not considered part of the URL. However, since it is commonly used
within the same string context as a URL, a parser must be able to
recognize the fragment when it is present and set it aside as part of
the parsing process."

- and -

10. Appendix - Embedding the Base URL in HTML documents

It is useful to consider an example of how the base URL of a document
can be embedded within the document's content. In this appendix, we
describe how documents written in the Hypertext Markup Language
(HTML) [3] can include an embedded base URL. This appendix does not
form a part of the relative URL specification and should not be
considered as anything more than a descriptive example.

HTML defines a special element "BASE" which, when present in the
"HEAD" portion of a document, signals that the parser should use the
BASE element's "HREF" attribute as the base URL for resolving any
relative URLs. The "HREF" attribute must be an absolute URL. Note
that, in HTML, element and attribute names are case-insensitive. For

... a hypertext anchor ...

A parser reading the example document should interpret the given
relative URL "../x" as representing the absolute URL
regardless of the context in which the example document was obtained.


[6] HyperText Markup Language Specification Version 3.0; March 28 draft

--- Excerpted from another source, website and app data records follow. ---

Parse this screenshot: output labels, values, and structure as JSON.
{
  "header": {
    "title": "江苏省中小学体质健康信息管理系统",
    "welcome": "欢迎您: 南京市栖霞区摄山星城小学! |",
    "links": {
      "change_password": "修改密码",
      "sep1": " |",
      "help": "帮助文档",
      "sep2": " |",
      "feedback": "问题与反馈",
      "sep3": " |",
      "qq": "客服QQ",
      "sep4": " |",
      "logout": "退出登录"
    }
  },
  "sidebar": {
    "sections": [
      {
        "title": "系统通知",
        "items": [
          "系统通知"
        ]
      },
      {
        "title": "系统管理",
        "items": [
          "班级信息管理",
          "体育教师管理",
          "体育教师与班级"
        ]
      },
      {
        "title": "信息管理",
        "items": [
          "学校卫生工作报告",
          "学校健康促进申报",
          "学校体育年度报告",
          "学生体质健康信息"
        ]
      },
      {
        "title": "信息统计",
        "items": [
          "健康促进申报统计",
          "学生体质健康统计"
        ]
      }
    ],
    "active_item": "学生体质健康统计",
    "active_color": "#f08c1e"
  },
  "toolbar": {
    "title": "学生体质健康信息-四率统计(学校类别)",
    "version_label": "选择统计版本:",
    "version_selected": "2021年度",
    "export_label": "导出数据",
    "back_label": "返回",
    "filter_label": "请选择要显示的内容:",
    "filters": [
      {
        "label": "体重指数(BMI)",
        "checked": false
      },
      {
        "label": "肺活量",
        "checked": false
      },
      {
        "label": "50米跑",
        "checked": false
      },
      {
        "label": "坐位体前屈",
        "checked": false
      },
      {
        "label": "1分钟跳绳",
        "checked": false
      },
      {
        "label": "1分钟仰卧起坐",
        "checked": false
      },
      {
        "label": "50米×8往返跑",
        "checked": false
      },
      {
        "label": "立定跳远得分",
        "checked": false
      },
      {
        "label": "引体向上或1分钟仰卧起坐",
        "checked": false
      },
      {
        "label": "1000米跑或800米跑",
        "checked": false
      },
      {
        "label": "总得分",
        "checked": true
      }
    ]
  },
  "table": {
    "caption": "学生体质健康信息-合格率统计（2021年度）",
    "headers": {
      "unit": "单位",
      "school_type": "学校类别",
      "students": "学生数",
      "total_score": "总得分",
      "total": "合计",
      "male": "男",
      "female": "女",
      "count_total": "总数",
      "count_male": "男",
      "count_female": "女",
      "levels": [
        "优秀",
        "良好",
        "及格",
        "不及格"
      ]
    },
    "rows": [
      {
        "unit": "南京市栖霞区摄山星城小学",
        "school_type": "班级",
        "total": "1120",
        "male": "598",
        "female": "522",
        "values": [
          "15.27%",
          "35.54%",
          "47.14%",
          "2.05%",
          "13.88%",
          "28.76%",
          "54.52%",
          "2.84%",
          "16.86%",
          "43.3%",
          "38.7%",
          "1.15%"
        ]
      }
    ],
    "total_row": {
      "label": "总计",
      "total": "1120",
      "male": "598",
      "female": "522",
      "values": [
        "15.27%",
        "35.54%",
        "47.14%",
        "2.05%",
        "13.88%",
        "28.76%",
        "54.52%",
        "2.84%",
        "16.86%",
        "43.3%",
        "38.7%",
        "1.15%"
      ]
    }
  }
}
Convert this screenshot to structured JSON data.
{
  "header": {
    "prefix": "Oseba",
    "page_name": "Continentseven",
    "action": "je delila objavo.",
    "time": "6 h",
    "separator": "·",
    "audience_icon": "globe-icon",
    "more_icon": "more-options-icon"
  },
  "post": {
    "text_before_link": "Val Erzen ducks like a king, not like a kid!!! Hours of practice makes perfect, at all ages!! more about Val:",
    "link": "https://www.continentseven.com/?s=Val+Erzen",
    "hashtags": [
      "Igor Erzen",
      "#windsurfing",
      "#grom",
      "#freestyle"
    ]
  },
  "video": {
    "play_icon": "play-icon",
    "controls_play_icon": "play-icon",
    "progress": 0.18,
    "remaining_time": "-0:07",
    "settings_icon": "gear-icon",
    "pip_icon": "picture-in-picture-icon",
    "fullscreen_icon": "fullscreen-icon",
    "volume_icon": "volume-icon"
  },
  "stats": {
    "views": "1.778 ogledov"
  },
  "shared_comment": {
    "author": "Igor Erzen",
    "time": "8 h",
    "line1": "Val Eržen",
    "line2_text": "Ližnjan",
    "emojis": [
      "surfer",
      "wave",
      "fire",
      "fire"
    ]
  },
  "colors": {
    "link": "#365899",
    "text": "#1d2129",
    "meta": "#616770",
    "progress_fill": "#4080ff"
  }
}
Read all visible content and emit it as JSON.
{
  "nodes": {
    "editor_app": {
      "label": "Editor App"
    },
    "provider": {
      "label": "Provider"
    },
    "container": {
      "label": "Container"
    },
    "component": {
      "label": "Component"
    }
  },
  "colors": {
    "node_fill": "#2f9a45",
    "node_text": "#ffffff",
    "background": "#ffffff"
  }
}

The BASE element allows the URL of the document itself to be
recorded in situations in which the document may be read out of
context. URLs within the document may be in a "partial" form
relative to this base address. The default base address is the URL
used to retrieve the document.

For example:


which resolves to "". "